A new study published in April showed that a translation of a common autism screening tool is reliable for children ages 6 to 13 in China.
Because autism research is a new field in China and national rates of autism prevalence have only recently been studied, many common autism measurements are not available in the Chinese language. This new study helps validate the translation of the Modified Chinese Autism Spectrum Rating Scale and shows that the translation is reliable at detecting autism in young children.
The Autism Spectrum Rating Scale is a tool for finding children with autism so they can get support. A family member or teacher fills out the survey if they believe a child has autism. Depending on the age of the child and who is filling it out, there are four different versions of the survey, which was designed for English speakers in the United States.
“Supporting children with autism is important not only in the United States but around the world,” said Andy Shih, Ph.D., senior vice president of public health and inclusion at Autism Speaks and one of the study’s authors. “China is heavily populated and therefore has a large autistic population, and this work will help providers with a tool that can be used with parent input to find children with autism who need supports and services.”
A private research group, the Public Welfare Industry of Health of China, translated and shortened the Autism Spectrum Rating Scale into the Modified Chinese Autism Spectrum Rating Scale in 2017. Autism Speaks also facilitated the adaptation and use of this tool for the first autism prevalence study in China, published last year, which found 1 in 142 children had autism. This prevalence estimate is slightly higher than the global estimate of 1 in 160 from the World Health Organization.
Researchers in the U.S. and China, with technical support from Autism Speaks, tested the parent version of the translated survey with kids ages 6 to 13. Of the more than 2,000 families who participated in the study, 420 of the children had autism. They came from a range of Chinese cities, backgrounds, and identities.
Overall, the researchers found the survey was reliable for finding autism 79 percent of the time.

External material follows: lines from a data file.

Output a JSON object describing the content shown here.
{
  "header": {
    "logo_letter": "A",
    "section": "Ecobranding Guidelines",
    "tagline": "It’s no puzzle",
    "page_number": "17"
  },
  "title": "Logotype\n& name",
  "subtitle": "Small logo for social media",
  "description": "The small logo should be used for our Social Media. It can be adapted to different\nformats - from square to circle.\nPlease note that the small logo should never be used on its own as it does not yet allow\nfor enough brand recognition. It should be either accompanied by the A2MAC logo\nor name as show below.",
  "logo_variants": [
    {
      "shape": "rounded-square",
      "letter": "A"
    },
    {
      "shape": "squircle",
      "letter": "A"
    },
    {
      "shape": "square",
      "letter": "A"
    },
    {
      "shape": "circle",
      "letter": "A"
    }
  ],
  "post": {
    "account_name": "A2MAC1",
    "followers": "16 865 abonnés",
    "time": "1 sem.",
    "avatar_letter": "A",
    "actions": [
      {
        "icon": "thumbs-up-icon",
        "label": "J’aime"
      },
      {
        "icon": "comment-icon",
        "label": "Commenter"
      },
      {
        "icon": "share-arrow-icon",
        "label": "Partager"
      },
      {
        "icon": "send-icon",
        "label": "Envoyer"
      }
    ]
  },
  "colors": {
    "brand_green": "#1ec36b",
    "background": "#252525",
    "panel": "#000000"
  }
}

This research team suggests that in order to be widely used in China, the other translated versions of this tool also need to be analyzed to ensure accuracy. The researchers will also compare the results with other countries to understand cultural differences in use of these tools.